During my first hour at the park I'd been the only visitor but eventually a couple of young men appeared and sat not far from me, as if waiting. The guard said that probably they wanted to take a boat to the nearby ruin of Yaxchilán, but when she left one of the men struck up a conversation with me, saying that he'd been traveling for five days, from a little town in Honduras, down several rivers and along trails through large forests, headed for Coatzacoalcos, a big oil-refining town on the Mexican Gulf Coast, hoping to find work.

This man was on his own packaged tour, one where he'd paid up front to someone to get him from one place to another, and here in Frontera Corozal where he'd spent the night he was receiving his promised services. When I gave him the day-old tortillas in my backback he seemed very appreciative. I could see on his face that he was having a hard trip, and I suspected it might get harder the closer he got to Coatzacoalcos.

I went to buy more tortillas, sold from a low shed attached to a cinderblock house set off the road. You take a narrow footpath among weeds to get there. There's no indication at all that anyone there sells anything. Someone just has to tell you.

Two Chol-speaking ladies peeked from their shed and I ordered my half kilo of tortillas. I needed to wait a little for the tortillas to be made up, and was invited to sit in the chair net to an old man beside the house, but I shouldn't try to talk to grandfather because he was deaf. I took a seat and began wondering what it was like being the old man seated there day after day with the same view always before him. He didn't seem depressed at all, but rather contented with his lot. I noted what he was seeing:
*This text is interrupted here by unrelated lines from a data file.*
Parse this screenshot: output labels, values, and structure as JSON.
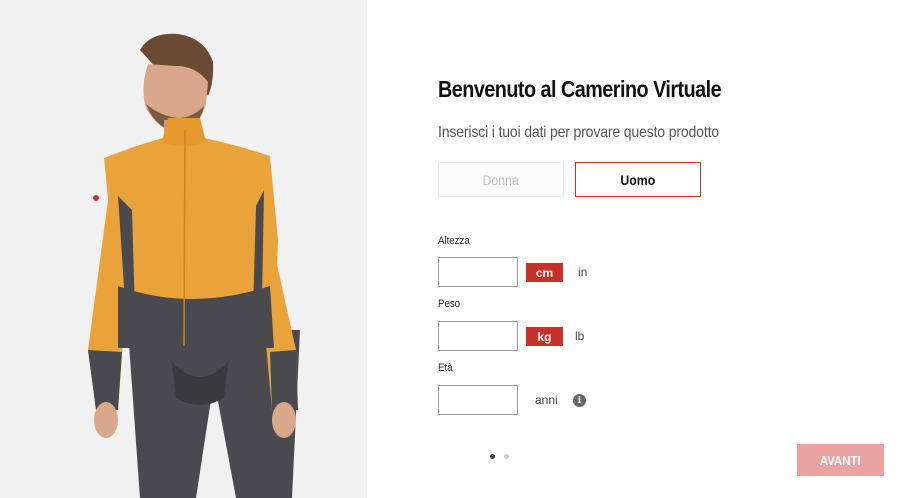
{
  "photo": {
    "description_icon": "product-photo"
  },
  "form": {
    "title": "Benvenuto al Camerino Virtuale",
    "subtitle": "Inserisci i tuoi dati per provare questo prodotto",
    "gender": {
      "female_label": "Donna",
      "male_label": "Uomo",
      "selected": "Uomo"
    },
    "height": {
      "label": "Altezza",
      "value": "",
      "unit_active": "cm",
      "unit_other": "in"
    },
    "weight": {
      "label": "Peso",
      "value": "",
      "unit_active": "kg",
      "unit_other": "lb"
    },
    "age": {
      "label": "Età",
      "value": "",
      "unit": "anni",
      "info_icon": "i"
    },
    "pagination": {
      "current": 1,
      "total": 2
    },
    "next_label": "AVANTI"
  },
  "colors": {
    "accent": "#c8302a",
    "next_disabled": "#e9a3a0",
    "jersey": "#eaa33a",
    "charcoal": "#4a4a4e"
  }
}
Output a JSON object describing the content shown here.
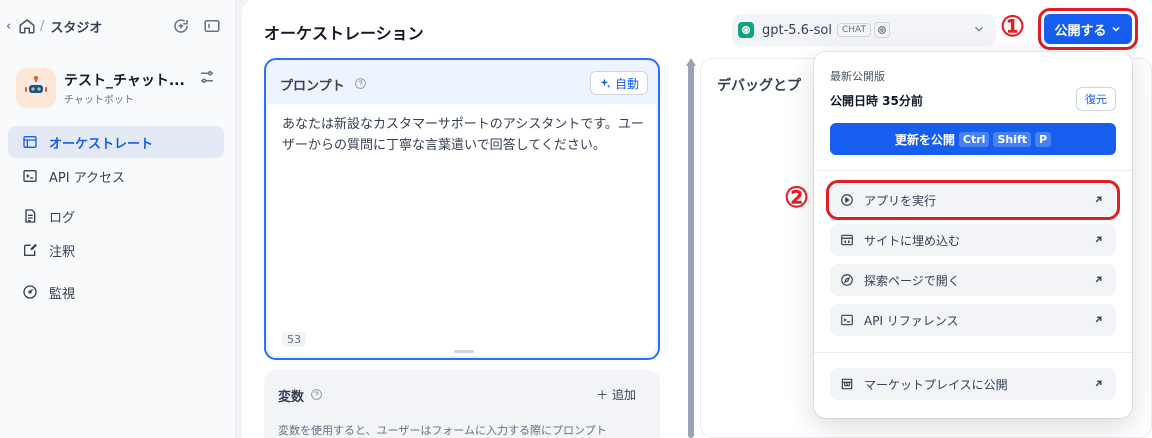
{
  "sidebar": {
    "breadcrumb": "スタジオ",
    "app": {
      "name": "テスト_チャット...",
      "type": "チャットボット"
    },
    "nav": [
      {
        "label": "オーケストレート",
        "active": true
      },
      {
        "label": "API アクセス"
      },
      {
        "label": "ログ"
      },
      {
        "label": "注釈"
      },
      {
        "label": "監視"
      }
    ]
  },
  "header": {
    "title": "オーケストレーション",
    "model": {
      "name": "gpt-5.6-sol",
      "badge": "CHAT"
    },
    "publish_label": "公開する"
  },
  "prompt": {
    "title": "プロンプト",
    "auto_label": "自動",
    "text": "あなたは新設なカスタマーサポートのアシスタントです。ユーザーからの質問に丁寧な言葉遣いで回答してください。",
    "char_count": "53"
  },
  "variables": {
    "title": "変数",
    "add_label": "追加",
    "description": "変数を使用すると、ユーザーはフォームに入力する際にプロンプト"
  },
  "debug": {
    "title": "デバッグとプ"
  },
  "dropdown": {
    "latest_label": "最新公開版",
    "published_time": "公開日時 35分前",
    "restore_label": "復元",
    "update_label": "更新を公開",
    "shortcut": [
      "Ctrl",
      "Shift",
      "P"
    ],
    "items": [
      {
        "label": "アプリを実行",
        "icon": "play-circle-icon"
      },
      {
        "label": "サイトに埋め込む",
        "icon": "embed-icon"
      },
      {
        "label": "探索ページで開く",
        "icon": "compass-icon"
      },
      {
        "label": "API リファレンス",
        "icon": "terminal-icon"
      },
      {
        "label": "マーケットプレイスに公開",
        "icon": "store-icon"
      }
    ]
  },
  "annotations": {
    "one": "①",
    "two": "②"
  },
  "colors": {
    "accent": "#155eef",
    "annotation": "#e11d25"
  }
}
* a small chicken pen immediately in front of him
* the featherless-necked chickens busy picking at the ground
* ants busy here and there on the ground
* two big shade trees, a Mango and a Coconut Palm
* a pink-flowered Coralvine prettily at home on the chicken pen fence
* a large pen with a single turkey nervously pacing back and forth
* a shiny, robust Castor plant
* odors of woodsmoke and ashes, baking tortillas and chicken poop

The old man couldn't hear other things that might have pleased him:

* the women busily patting my tortillas into existence
* a neighbor's pig squealing
* the calls of a Great Kiskadee and a Great-tailed Grackle.

Having my tortillas, I headed to an informal restaurant and ordered Mexican eggs with beans. Against one wall of the restaurant they were drying corn freshly harvested from a nearby milpa. It was a pretty sight, as you can see at http://www.backyardnature.net/n/16/161009mz.jpg


My tent is one of those with most of its top consisting of netting that keeps out the bugs but lets you see things, particularly the sky an night. Thursday evening the sky had been so clear that I hadn't put my rain fly on. At 5AM this morning I awoke to rain pouring through the netting. It was a heavy rain, too. I got the fly on fast, but still I got soaked. However, the rain was warm, so it didn't feel bad lying in the tent letting my body heat dry me off.

I like Frontera Corozal and had thought about spending a third day there, but after this dawn rain it looked like another was coming, so I packed up and left. Heading back north we passed through more rain, sometimes coming down as if dumped from larges buckets. In the afternoon as I sat in Palenque's ADO station reading and waiting for the 9PM bus to Mérida, one of the best rains I've seen in years dumped on us. I'll never forget one lady who got off a bus wearing something like a slinky evening gown. When the rain hit her, within three seconds she looked like she was plastered with wet, pink tissue paper and her hair collapsed like a poked dishpan of nicely fermented sourdough. That night we passed through more good rains on our way back north.


At dawn we arrive in Mérida. In 15 minutes I'm on a bus to Valladolid, and then from there -- after buying another Hoja-Santa-wrapped bean tamale -- I take an Oriente bus to the little woodland trail leading from the main road to the Rancho. The dogs are glad to see me.


Best wishes to all Newsletter readers,


All previous Newsletters are archived at http://www.backyardnature.net/n/.